>Judge Clifton asks how many federal offenses committed by people
from these countries, answers own question: "None." DOJ lawyer
mentions >Somali al-shabaab, that's never committed any attack on
US soil anywhere.
>"Are you really arguing we can't even ask if you have evidence?"
DOJ lawyer cites 9/11 attacks. Judge Clifton... "That's pretty
Chances are, you (and most other non-lawyers) haven't a clue about what lawyers call "procedural issues".
The hearing with the 9th Circuit should have had NOTHING to do with the merits of the complainants' case. (Or, at least, it shouldn't have.) That's simple procedure.
The issue they were considering was: Should the lower court have granted the injunction against enforcement of the government's order, and should it be overturned?
The error the lower court (Federal District Court) judge made was this: It granted the injunction (a prohibition on the government's Order, temporarily) based (presumably) on the conclusion that the plaintiffs (the states) were likely to win the case, and so were entitled to that injunction. The problem with that conclusion is:

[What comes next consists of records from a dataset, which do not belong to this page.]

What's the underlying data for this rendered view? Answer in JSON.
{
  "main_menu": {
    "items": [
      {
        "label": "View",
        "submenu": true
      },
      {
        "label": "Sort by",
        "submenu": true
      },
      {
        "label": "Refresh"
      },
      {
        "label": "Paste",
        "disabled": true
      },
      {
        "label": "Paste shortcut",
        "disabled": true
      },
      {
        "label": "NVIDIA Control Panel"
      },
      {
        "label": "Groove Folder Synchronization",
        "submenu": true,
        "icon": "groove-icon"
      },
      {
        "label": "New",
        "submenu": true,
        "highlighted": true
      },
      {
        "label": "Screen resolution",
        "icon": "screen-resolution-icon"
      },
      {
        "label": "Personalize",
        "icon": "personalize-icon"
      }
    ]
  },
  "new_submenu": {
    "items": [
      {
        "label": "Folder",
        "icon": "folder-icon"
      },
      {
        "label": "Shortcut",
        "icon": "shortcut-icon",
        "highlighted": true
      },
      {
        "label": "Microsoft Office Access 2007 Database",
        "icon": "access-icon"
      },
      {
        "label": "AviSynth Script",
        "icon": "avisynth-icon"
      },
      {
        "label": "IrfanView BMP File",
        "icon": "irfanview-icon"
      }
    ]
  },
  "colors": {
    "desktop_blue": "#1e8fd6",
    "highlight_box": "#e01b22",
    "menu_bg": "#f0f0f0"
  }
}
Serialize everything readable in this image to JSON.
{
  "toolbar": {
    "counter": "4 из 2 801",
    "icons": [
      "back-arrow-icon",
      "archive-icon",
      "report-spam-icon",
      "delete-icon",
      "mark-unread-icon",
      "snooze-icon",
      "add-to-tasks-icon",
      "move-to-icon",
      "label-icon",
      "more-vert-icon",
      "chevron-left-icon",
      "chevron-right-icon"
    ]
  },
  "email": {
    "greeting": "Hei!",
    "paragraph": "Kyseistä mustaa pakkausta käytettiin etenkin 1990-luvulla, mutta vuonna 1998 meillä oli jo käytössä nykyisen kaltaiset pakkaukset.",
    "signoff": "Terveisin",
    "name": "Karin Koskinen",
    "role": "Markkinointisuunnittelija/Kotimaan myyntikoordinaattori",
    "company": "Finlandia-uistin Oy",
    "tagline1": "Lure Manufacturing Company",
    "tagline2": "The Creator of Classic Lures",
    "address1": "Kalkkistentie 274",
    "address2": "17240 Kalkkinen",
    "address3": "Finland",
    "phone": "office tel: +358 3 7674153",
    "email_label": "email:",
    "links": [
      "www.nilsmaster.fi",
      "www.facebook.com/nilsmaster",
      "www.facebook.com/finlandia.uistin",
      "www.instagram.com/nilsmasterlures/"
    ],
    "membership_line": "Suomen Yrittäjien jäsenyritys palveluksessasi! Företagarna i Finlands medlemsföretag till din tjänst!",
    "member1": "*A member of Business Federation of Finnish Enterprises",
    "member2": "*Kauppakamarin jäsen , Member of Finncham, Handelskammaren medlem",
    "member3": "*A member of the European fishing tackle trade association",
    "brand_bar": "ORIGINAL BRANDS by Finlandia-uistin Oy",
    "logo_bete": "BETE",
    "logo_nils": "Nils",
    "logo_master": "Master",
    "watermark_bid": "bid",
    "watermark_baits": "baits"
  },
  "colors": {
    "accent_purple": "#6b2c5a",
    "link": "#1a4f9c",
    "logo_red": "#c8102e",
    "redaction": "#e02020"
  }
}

1. The plaintiffs (the State of Washington) had no "legal standing" to bring the suit, at all, because it was not an "injured party". There may have been injured parties, but they did not bring this case. https://en.wikipedia.org/wiki/Standing_(law)×
2. The government order was not, per se, violating statutory law nor the U.S. Constitution. In fact, the relevant law specifically allowed the President to bring and enforce such orders.
If the district court had done the right thing, it would never have issued the injunction. If the appeals panel does the right thing, it will overturn the lower-court injunction, possibly allowing the government to continue to enforce the government order at least until the merits themselves are decided at the lower-court level. However, the appeals court panel should probably declare that the plaintiffs don't have standing, and thus order the lower court to throw out the case, at least until plaintiffs with standing appear.
From the Wikipedia article I cited above:
"In the United States, the current doctrine is that a person cannot bring a suit challenging the constitutionality of a law unless the plaintiff can demonstrate that he/she/it is or will "imminently" be harmed by the law. Otherwise, the court will rule that the plaintiff "lacks standing" to bring the suit, and will dismiss the case without considering the merits of the claim of unconstitutionality. To have a court declare a law unconstitutional, there must be a valid reason for the lawsuit. The party suing must have something to lose in order to sue unless it has automatic standing by action of law."